* Problem statement: For each entry, return the text exactly and omit any image.

* The records:
··········
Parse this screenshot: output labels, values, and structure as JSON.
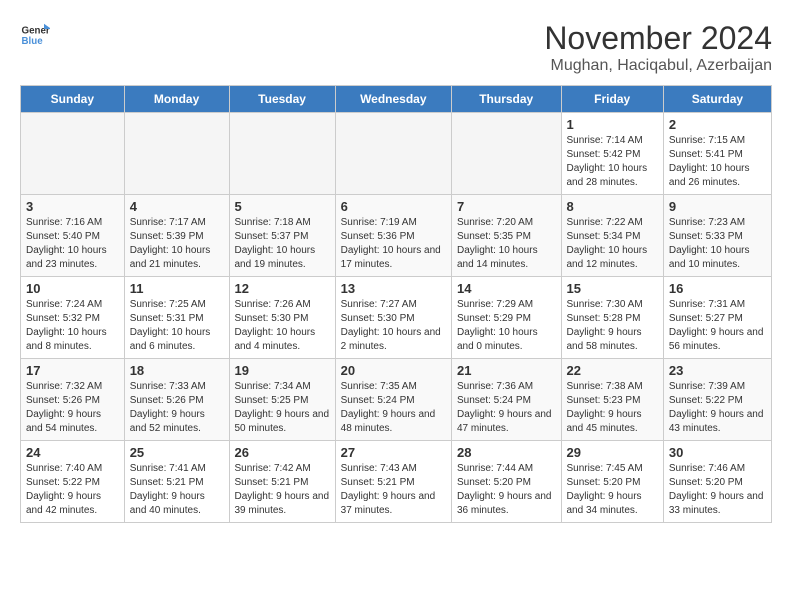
{
  "logo": {
    "text_general": "General",
    "text_blue": "Blue"
  },
  "header": {
    "month_title": "November 2024",
    "subtitle": "Mughan, Haciqabul, Azerbaijan"
  },
  "weekdays": [
    "Sunday",
    "Monday",
    "Tuesday",
    "Wednesday",
    "Thursday",
    "Friday",
    "Saturday"
  ],
  "weeks": [
    [
      {
        "day": "",
        "info": ""
      },
      {
        "day": "",
        "info": ""
      },
      {
        "day": "",
        "info": ""
      },
      {
        "day": "",
        "info": ""
      },
      {
        "day": "",
        "info": ""
      },
      {
        "day": "1",
        "info": "Sunrise: 7:14 AM\nSunset: 5:42 PM\nDaylight: 10 hours and 28 minutes."
      },
      {
        "day": "2",
        "info": "Sunrise: 7:15 AM\nSunset: 5:41 PM\nDaylight: 10 hours and 26 minutes."
      }
    ],
    [
      {
        "day": "3",
        "info": "Sunrise: 7:16 AM\nSunset: 5:40 PM\nDaylight: 10 hours and 23 minutes."
      },
      {
        "day": "4",
        "info": "Sunrise: 7:17 AM\nSunset: 5:39 PM\nDaylight: 10 hours and 21 minutes."
      },
      {
        "day": "5",
        "info": "Sunrise: 7:18 AM\nSunset: 5:37 PM\nDaylight: 10 hours and 19 minutes."
      },
      {
        "day": "6",
        "info": "Sunrise: 7:19 AM\nSunset: 5:36 PM\nDaylight: 10 hours and 17 minutes."
      },
      {
        "day": "7",
        "info": "Sunrise: 7:20 AM\nSunset: 5:35 PM\nDaylight: 10 hours and 14 minutes."
      },
      {
        "day": "8",
        "info": "Sunrise: 7:22 AM\nSunset: 5:34 PM\nDaylight: 10 hours and 12 minutes."
      },
      {
        "day": "9",
        "info": "Sunrise: 7:23 AM\nSunset: 5:33 PM\nDaylight: 10 hours and 10 minutes."
      }
    ],
    [
      {
        "day": "10",
        "info": "Sunrise: 7:24 AM\nSunset: 5:32 PM\nDaylight: 10 hours and 8 minutes."
      },
      {
        "day": "11",
        "info": "Sunrise: 7:25 AM\nSunset: 5:31 PM\nDaylight: 10 hours and 6 minutes."
      },
      {
        "day": "12",
        "info": "Sunrise: 7:26 AM\nSunset: 5:30 PM\nDaylight: 10 hours and 4 minutes."
      },
      {
        "day": "13",
        "info": "Sunrise: 7:27 AM\nSunset: 5:30 PM\nDaylight: 10 hours and 2 minutes."
      },
      {
        "day": "14",
        "info": "Sunrise: 7:29 AM\nSunset: 5:29 PM\nDaylight: 10 hours and 0 minutes."
      },
      {
        "day": "15",
        "info": "Sunrise: 7:30 AM\nSunset: 5:28 PM\nDaylight: 9 hours and 58 minutes."
      },
      {
        "day": "16",
        "info": "Sunrise: 7:31 AM\nSunset: 5:27 PM\nDaylight: 9 hours and 56 minutes."
      }
    ],
    [
      {
        "day": "17",
        "info": "Sunrise: 7:32 AM\nSunset: 5:26 PM\nDaylight: 9 hours and 54 minutes."
      },
      {
        "day": "18",
        "info": "Sunrise: 7:33 AM\nSunset: 5:26 PM\nDaylight: 9 hours and 52 minutes."
      },
      {
        "day": "19",
        "info": "Sunrise: 7:34 AM\nSunset: 5:25 PM\nDaylight: 9 hours and 50 minutes."
      },
      {
        "day": "20",
        "info": "Sunrise: 7:35 AM\nSunset: 5:24 PM\nDaylight: 9 hours and 48 minutes."
      },
      {
        "day": "21",
        "info": "Sunrise: 7:36 AM\nSunset: 5:24 PM\nDaylight: 9 hours and 47 minutes."
      },
      {
        "day": "22",
        "info": "Sunrise: 7:38 AM\nSunset: 5:23 PM\nDaylight: 9 hours and 45 minutes."
      },
      {
        "day": "23",
        "info": "Sunrise: 7:39 AM\nSunset: 5:22 PM\nDaylight: 9 hours and 43 minutes."
      }
    ],
    [
      {
        "day": "24",
        "info": "Sunrise: 7:40 AM\nSunset: 5:22 PM\nDaylight: 9 hours and 42 minutes."
      },
      {
        "day": "25",
        "info": "Sunrise: 7:41 AM\nSunset: 5:21 PM\nDaylight: 9 hours and 40 minutes."
      },
      {
        "day": "26",
        "info": "Sunrise: 7:42 AM\nSunset: 5:21 PM\nDaylight: 9 hours and 39 minutes."
      },
      {
        "day": "27",
        "info": "Sunrise: 7:43 AM\nSunset: 5:21 PM\nDaylight: 9 hours and 37 minutes."
      },
      {
        "day": "28",
        "info": "Sunrise: 7:44 AM\nSunset: 5:20 PM\nDaylight: 9 hours and 36 minutes."
      },
      {
        "day": "29",
        "info": "Sunrise: 7:45 AM\nSunset: 5:20 PM\nDaylight: 9 hours and 34 minutes."
      },
      {
        "day": "30",
        "info": "Sunrise: 7:46 AM\nSunset: 5:20 PM\nDaylight: 9 hours and 33 minutes."
      }
    ]
  ]
}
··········
* Answer to this problem:
Parse this screenshot: output labels, values, and structure as JSON.
{
  "logo": {
    "text_general": "General",
    "text_blue": "Blue"
  },
  "header": {
    "month_title": "November 2024",
    "subtitle": "Mughan, Haciqabul, Azerbaijan"
  },
  "weekdays": [
    "Sunday",
    "Monday",
    "Tuesday",
    "Wednesday",
    "Thursday",
    "Friday",
    "Saturday"
  ],
  "weeks": [
    [
      {
        "day": "",
        "info": ""
      },
      {
        "day": "",
        "info": ""
      },
      {
        "day": "",
        "info": ""
      },
      {
        "day": "",
        "info": ""
      },
      {
        "day": "",
        "info": ""
      },
      {
        "day": "1",
        "info": "Sunrise: 7:14 AM\nSunset: 5:42 PM\nDaylight: 10 hours and 28 minutes."
      },
      {
        "day": "2",
        "info": "Sunrise: 7:15 AM\nSunset: 5:41 PM\nDaylight: 10 hours and 26 minutes."
      }
    ],
    [
      {
        "day": "3",
        "info": "Sunrise: 7:16 AM\nSunset: 5:40 PM\nDaylight: 10 hours and 23 minutes."
      },
      {
        "day": "4",
        "info": "Sunrise: 7:17 AM\nSunset: 5:39 PM\nDaylight: 10 hours and 21 minutes."
      },
      {
        "day": "5",
        "info": "Sunrise: 7:18 AM\nSunset: 5:37 PM\nDaylight: 10 hours and 19 minutes."
      },
      {
        "day": "6",
        "info": "Sunrise: 7:19 AM\nSunset: 5:36 PM\nDaylight: 10 hours and 17 minutes."
      },
      {
        "day": "7",
        "info": "Sunrise: 7:20 AM\nSunset: 5:35 PM\nDaylight: 10 hours and 14 minutes."
      },
      {
        "day": "8",
        "info": "Sunrise: 7:22 AM\nSunset: 5:34 PM\nDaylight: 10 hours and 12 minutes."
      },
      {
        "day": "9",
        "info": "Sunrise: 7:23 AM\nSunset: 5:33 PM\nDaylight: 10 hours and 10 minutes."
      }
    ],
    [
      {
        "day": "10",
        "info": "Sunrise: 7:24 AM\nSunset: 5:32 PM\nDaylight: 10 hours and 8 minutes."
      },
      {
        "day": "11",
        "info": "Sunrise: 7:25 AM\nSunset: 5:31 PM\nDaylight: 10 hours and 6 minutes."
      },
      {
        "day": "12",
        "info": "Sunrise: 7:26 AM\nSunset: 5:30 PM\nDaylight: 10 hours and 4 minutes."
      },
      {
        "day": "13",
        "info": "Sunrise: 7:27 AM\nSunset: 5:30 PM\nDaylight: 10 hours and 2 minutes."
      },
      {
        "day": "14",
        "info": "Sunrise: 7:29 AM\nSunset: 5:29 PM\nDaylight: 10 hours and 0 minutes."
      },
      {
        "day": "15",
        "info": "Sunrise: 7:30 AM\nSunset: 5:28 PM\nDaylight: 9 hours and 58 minutes."
      },
      {
        "day": "16",
        "info": "Sunrise: 7:31 AM\nSunset: 5:27 PM\nDaylight: 9 hours and 56 minutes."
      }
    ],
    [
      {
        "day": "17",
        "info": "Sunrise: 7:32 AM\nSunset: 5:26 PM\nDaylight: 9 hours and 54 minutes."
      },
      {
        "day": "18",
        "info": "Sunrise: 7:33 AM\nSunset: 5:26 PM\nDaylight: 9 hours and 52 minutes."
      },
      {
        "day": "19",
        "info": "Sunrise: 7:34 AM\nSunset: 5:25 PM\nDaylight: 9 hours and 50 minutes."
      },
      {
        "day": "20",
        "info": "Sunrise: 7:35 AM\nSunset: 5:24 PM\nDaylight: 9 hours and 48 minutes."
      },
      {
        "day": "21",
        "info": "Sunrise: 7:36 AM\nSunset: 5:24 PM\nDaylight: 9 hours and 47 minutes."
      },
      {
        "day": "22",
        "info": "Sunrise: 7:38 AM\nSunset: 5:23 PM\nDaylight: 9 hours and 45 minutes."
      },
      {
        "day": "23",
        "info": "Sunrise: 7:39 AM\nSunset: 5:22 PM\nDaylight: 9 hours and 43 minutes."
      }
    ],
    [
      {
        "day": "24",
        "info": "Sunrise: 7:40 AM\nSunset: 5:22 PM\nDaylight: 9 hours and 42 minutes."
      },
      {
        "day": "25",
        "info": "Sunrise: 7:41 AM\nSunset: 5:21 PM\nDaylight: 9 hours and 40 minutes."
      },
      {
        "day": "26",
        "info": "Sunrise: 7:42 AM\nSunset: 5:21 PM\nDaylight: 9 hours and 39 minutes."
      },
      {
        "day": "27",
        "info": "Sunrise: 7:43 AM\nSunset: 5:21 PM\nDaylight: 9 hours and 37 minutes."
      },
      {
        "day": "28",
        "info": "Sunrise: 7:44 AM\nSunset: 5:20 PM\nDaylight: 9 hours and 36 minutes."
      },
      {
        "day": "29",
        "info": "Sunrise: 7:45 AM\nSunset: 5:20 PM\nDaylight: 9 hours and 34 minutes."
      },
      {
        "day": "30",
        "info": "Sunrise: 7:46 AM\nSunset: 5:20 PM\nDaylight: 9 hours and 33 minutes."
      }
    ]
  ]
}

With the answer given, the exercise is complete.